an incomparably original artist on his route to autonomy in art.
There is not only one Turner, but a number. A heroic one, a contemplative one, a mystical one, one who studies, one for whom a single breath of light and colour on paper is sufficient, one who reflects on the violence of the Flood, one who bows to Goethe’s colour theory and all of its implications, one who focuses on the movement of water as few have done before but who also wants to penetrate into the essence and secret of mountains. If you look for a long time, you can see that he wanted to know what mountains actually are.
GUSTAVE CAILLEBOTTE PAINTER AND PATRON
Ed. Ralph Gleis
Contributions by R. Gleis,
75 colour illustrations
8 ½ × 10 ½ in, softcover
Exhibition Alte Nationalgalerie zu Berlin,
05.17.2019 – 09.15.2019
7 Gustave Caillebotte,
Pont de l’Europe, 1876, Geneva,
Musée du Petit Palais
Self-Portrait (Autoportrait), 1892,
Paris, Musée d’Orsay
With its almost life-sized figures and unconventional perspective, Paris Street, Rainy Day was presented in 1877 at the third Impressionist exhibition and is regarded as one of Caillebotte’s principal works.

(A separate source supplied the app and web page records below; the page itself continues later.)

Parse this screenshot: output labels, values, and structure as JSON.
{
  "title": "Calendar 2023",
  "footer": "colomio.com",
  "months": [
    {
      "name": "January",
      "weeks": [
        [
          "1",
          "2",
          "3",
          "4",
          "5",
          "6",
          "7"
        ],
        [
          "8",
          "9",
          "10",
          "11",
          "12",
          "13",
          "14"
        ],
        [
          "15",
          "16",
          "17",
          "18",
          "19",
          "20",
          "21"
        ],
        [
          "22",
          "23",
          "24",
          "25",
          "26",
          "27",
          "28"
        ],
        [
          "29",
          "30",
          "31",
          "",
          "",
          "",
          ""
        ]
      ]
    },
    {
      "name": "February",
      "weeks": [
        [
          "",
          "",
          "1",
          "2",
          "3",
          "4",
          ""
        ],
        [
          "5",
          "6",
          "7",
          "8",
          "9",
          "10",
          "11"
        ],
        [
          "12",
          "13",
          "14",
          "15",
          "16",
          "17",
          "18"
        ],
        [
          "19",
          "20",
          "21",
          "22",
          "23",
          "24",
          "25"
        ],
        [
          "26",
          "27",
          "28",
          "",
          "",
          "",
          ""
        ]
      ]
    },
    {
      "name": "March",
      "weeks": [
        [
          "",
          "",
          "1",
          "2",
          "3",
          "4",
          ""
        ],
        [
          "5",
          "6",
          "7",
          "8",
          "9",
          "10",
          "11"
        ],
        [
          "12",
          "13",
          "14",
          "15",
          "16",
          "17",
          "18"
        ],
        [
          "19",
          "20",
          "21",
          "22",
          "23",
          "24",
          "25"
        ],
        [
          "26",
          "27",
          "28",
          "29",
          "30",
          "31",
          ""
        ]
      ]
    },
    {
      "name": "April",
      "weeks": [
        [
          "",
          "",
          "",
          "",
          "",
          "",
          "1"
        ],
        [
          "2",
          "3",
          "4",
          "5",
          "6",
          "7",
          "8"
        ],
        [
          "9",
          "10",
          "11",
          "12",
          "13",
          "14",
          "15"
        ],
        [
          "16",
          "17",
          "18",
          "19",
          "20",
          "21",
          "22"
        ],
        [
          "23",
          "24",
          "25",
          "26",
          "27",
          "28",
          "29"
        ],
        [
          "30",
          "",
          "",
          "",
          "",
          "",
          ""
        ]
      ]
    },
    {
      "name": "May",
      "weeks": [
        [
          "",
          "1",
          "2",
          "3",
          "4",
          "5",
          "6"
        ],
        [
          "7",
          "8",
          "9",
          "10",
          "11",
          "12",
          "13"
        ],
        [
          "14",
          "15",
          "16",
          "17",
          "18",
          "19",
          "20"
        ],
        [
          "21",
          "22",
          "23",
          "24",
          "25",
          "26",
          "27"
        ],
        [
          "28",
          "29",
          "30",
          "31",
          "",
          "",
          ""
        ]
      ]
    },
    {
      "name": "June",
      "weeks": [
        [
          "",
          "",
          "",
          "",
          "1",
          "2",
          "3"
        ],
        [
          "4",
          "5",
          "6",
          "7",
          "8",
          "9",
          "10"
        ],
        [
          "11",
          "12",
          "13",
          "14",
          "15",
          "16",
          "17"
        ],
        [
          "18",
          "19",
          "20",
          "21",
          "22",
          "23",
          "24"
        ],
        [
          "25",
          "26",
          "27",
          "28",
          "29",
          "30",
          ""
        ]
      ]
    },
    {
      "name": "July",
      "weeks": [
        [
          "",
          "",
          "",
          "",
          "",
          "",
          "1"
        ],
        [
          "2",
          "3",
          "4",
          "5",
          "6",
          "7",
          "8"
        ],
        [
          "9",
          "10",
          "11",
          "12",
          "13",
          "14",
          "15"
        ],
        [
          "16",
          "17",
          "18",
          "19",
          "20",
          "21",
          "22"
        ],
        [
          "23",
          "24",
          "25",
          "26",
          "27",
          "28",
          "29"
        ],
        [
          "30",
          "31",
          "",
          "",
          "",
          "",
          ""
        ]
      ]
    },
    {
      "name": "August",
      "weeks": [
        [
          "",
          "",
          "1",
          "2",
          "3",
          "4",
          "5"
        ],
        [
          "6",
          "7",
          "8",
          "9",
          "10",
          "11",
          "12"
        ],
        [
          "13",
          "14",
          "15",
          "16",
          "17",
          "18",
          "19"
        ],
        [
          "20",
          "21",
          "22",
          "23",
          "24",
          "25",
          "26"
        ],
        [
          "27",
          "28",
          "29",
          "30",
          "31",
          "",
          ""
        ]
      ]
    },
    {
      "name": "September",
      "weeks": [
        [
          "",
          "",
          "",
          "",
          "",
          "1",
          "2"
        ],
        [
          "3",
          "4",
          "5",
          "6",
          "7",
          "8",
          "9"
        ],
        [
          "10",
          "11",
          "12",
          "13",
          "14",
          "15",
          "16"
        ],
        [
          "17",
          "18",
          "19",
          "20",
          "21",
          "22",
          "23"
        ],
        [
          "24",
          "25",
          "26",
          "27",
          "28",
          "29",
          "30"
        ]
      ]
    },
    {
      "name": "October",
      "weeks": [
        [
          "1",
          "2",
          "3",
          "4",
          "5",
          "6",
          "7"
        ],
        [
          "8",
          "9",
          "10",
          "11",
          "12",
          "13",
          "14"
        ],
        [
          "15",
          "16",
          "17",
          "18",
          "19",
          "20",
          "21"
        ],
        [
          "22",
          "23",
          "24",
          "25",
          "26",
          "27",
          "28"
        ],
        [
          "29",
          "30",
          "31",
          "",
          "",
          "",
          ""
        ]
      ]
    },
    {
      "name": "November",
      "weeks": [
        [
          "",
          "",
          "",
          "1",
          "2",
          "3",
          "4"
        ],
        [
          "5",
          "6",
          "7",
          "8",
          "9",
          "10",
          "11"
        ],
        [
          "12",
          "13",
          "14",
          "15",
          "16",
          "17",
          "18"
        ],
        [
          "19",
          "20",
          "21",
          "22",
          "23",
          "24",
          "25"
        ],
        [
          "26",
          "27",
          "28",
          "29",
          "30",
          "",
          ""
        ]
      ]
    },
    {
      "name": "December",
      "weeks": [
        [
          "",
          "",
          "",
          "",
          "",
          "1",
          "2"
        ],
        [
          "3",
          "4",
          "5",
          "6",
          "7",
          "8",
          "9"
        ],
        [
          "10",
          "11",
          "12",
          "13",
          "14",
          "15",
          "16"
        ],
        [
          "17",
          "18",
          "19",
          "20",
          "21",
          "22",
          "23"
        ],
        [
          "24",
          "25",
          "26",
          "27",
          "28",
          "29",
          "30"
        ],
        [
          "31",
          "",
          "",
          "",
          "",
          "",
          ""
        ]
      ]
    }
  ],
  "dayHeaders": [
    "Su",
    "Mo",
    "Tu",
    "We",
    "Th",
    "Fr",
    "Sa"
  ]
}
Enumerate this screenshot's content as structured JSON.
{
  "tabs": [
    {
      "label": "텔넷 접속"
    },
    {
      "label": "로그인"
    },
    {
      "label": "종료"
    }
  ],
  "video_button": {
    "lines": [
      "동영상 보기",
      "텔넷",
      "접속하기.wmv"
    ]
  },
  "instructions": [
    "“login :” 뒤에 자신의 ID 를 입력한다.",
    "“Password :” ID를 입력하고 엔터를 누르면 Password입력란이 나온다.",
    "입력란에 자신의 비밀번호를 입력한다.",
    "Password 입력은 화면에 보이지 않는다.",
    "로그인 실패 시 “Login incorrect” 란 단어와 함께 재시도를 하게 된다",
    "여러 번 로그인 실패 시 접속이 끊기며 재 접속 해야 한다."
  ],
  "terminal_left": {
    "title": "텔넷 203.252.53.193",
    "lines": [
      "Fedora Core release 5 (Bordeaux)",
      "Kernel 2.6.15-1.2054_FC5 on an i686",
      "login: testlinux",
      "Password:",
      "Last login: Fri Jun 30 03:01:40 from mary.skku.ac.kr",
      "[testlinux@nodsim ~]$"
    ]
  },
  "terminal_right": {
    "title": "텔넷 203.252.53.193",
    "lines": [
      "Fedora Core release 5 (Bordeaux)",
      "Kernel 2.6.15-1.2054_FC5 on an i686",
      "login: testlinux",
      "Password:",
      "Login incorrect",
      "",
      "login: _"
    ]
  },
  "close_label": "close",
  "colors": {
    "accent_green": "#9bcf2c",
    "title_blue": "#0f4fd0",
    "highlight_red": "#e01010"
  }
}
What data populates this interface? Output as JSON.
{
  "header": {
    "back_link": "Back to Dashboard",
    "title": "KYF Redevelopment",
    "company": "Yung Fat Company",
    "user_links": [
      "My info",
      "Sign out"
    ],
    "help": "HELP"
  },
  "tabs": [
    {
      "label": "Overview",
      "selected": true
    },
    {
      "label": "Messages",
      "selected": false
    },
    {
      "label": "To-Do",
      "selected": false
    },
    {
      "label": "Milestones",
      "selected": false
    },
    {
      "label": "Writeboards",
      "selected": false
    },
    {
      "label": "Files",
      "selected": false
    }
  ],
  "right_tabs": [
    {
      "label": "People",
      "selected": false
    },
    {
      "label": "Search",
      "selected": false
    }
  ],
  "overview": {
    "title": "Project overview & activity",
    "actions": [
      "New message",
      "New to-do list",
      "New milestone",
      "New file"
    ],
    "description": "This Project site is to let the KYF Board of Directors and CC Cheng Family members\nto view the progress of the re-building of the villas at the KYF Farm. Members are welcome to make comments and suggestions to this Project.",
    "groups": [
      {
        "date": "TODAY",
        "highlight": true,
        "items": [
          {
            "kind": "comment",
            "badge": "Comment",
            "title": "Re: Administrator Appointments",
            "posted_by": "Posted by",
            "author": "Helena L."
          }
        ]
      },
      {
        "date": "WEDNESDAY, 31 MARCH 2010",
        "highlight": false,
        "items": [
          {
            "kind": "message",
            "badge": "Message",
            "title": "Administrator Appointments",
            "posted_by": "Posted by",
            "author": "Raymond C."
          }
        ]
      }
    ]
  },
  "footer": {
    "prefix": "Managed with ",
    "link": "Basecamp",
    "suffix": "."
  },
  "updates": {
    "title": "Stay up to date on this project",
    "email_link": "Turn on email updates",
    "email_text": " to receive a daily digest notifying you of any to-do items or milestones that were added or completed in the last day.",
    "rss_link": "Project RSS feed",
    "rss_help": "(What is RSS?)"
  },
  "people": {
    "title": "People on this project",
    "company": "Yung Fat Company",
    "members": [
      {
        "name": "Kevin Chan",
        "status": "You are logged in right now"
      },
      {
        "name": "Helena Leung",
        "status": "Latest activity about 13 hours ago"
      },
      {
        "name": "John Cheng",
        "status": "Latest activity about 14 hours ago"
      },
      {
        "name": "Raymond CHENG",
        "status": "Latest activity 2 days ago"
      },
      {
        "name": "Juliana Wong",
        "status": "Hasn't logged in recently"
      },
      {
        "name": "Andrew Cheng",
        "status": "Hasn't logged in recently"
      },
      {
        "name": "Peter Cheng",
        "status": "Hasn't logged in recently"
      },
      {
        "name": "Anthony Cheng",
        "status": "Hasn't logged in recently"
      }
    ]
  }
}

The publication describes his personal interpretation of Impressionism, which convinces with its striking directness and bold image sections, as well as his activities as a patron of art. Caillebotte helped to finance and organize the Impressionist exhibitions and attempted as a collector to establish the works in public collections in a similar manner to that of Hugo von Tschudi with his spectacular purchases for the Nationalgalerie in Berlin.
The painting Paris Street, Rainy Day by Gustave Caillebotte (1848–1894) is an icon of
Impression ism. This volume presents the work in the context of Caillebotte’s innovative artistic
work, introducing him as a driving force in the estab lishment of Impressionism and describing his intensive exchanges with his fellow-artists.
Gustave Caillebotte, innovative painter and collector within the context of his Impressionist circle
13 12 About 250 magnificent loans from Mexican
and European museums
Five hundred years ago, the landing of Hernán Cortés in Mexico marked the end of the Aztec
Empire. This volume presents the wealth of this culture with spectacular, sometimes
unpublished finds: rare feather shields, impressive stone sculptures, precious mosaic
masks and gold works as well as brilliantly- coloured illustrated manuscripts bring the
world of the Aztecs to life.
HIRMER CULTURAL HISTO